#### The task:
A verbatim copy of the listing is the expected output.

#### Exercise material ####

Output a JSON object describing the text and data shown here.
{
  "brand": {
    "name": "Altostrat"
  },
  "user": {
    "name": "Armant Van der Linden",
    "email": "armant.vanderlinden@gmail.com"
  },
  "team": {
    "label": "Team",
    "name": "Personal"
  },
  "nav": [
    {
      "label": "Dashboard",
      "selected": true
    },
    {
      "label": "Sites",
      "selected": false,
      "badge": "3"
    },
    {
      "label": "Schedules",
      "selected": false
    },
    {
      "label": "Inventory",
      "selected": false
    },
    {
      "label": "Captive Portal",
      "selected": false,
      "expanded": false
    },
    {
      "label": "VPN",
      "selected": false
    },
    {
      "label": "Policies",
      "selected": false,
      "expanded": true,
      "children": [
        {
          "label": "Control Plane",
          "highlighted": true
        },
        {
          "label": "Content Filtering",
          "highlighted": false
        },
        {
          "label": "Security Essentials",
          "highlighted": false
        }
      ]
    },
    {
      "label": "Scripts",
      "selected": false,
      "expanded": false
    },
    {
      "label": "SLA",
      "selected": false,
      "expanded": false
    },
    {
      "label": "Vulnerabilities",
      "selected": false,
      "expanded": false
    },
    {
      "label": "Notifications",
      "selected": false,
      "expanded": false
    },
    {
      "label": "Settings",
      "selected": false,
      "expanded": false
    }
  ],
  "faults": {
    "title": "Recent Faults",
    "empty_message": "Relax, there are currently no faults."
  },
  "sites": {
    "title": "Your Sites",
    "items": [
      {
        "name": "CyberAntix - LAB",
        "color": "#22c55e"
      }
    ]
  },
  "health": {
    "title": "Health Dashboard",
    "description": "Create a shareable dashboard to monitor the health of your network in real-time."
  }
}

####

#### Exercise result:
Output a JSON object describing the text and data shown here.
{
  "brand": {
    "name": "Altostrat"
  },
  "user": {
    "name": "Armant Van der Linden",
    "email": "armant.vanderlinden@gmail.com"
  },
  "team": {
    "label": "Team",
    "name": "Personal"
  },
  "nav": [
    {
      "label": "Dashboard",
      "selected": true
    },
    {
      "label": "Sites",
      "selected": false,
      "badge": "3"
    },
    {
      "label": "Schedules",
      "selected": false
    },
    {
      "label": "Inventory",
      "selected": false
    },
    {
      "label": "Captive Portal",
      "selected": false,
      "expanded": false
    },
    {
      "label": "VPN",
      "selected": false
    },
    {
      "label": "Policies",
      "selected": false,
      "expanded": true,
      "children": [
        {
          "label": "Control Plane",
          "highlighted": true
        },
        {
          "label": "Content Filtering",
          "highlighted": false
        },
        {
          "label": "Security Essentials",
          "highlighted": false
        }
      ]
    },
    {
      "label": "Scripts",
      "selected": false,
      "expanded": false
    },
    {
      "label": "SLA",
      "selected": false,
      "expanded": false
    },
    {
      "label": "Vulnerabilities",
      "selected": false,
      "expanded": false
    },
    {
      "label": "Notifications",
      "selected": false,
      "expanded": false
    },
    {
      "label": "Settings",
      "selected": false,
      "expanded": false
    }
  ],
  "faults": {
    "title": "Recent Faults",
    "empty_message": "Relax, there are currently no faults."
  },
  "sites": {
    "title": "Your Sites",
    "items": [
      {
        "name": "CyberAntix - LAB",
        "color": "#22c55e"
      }
    ]
  },
  "health": {
    "title": "Health Dashboard",
    "description": "Create a shareable dashboard to monitor the health of your network in real-time."
  }
}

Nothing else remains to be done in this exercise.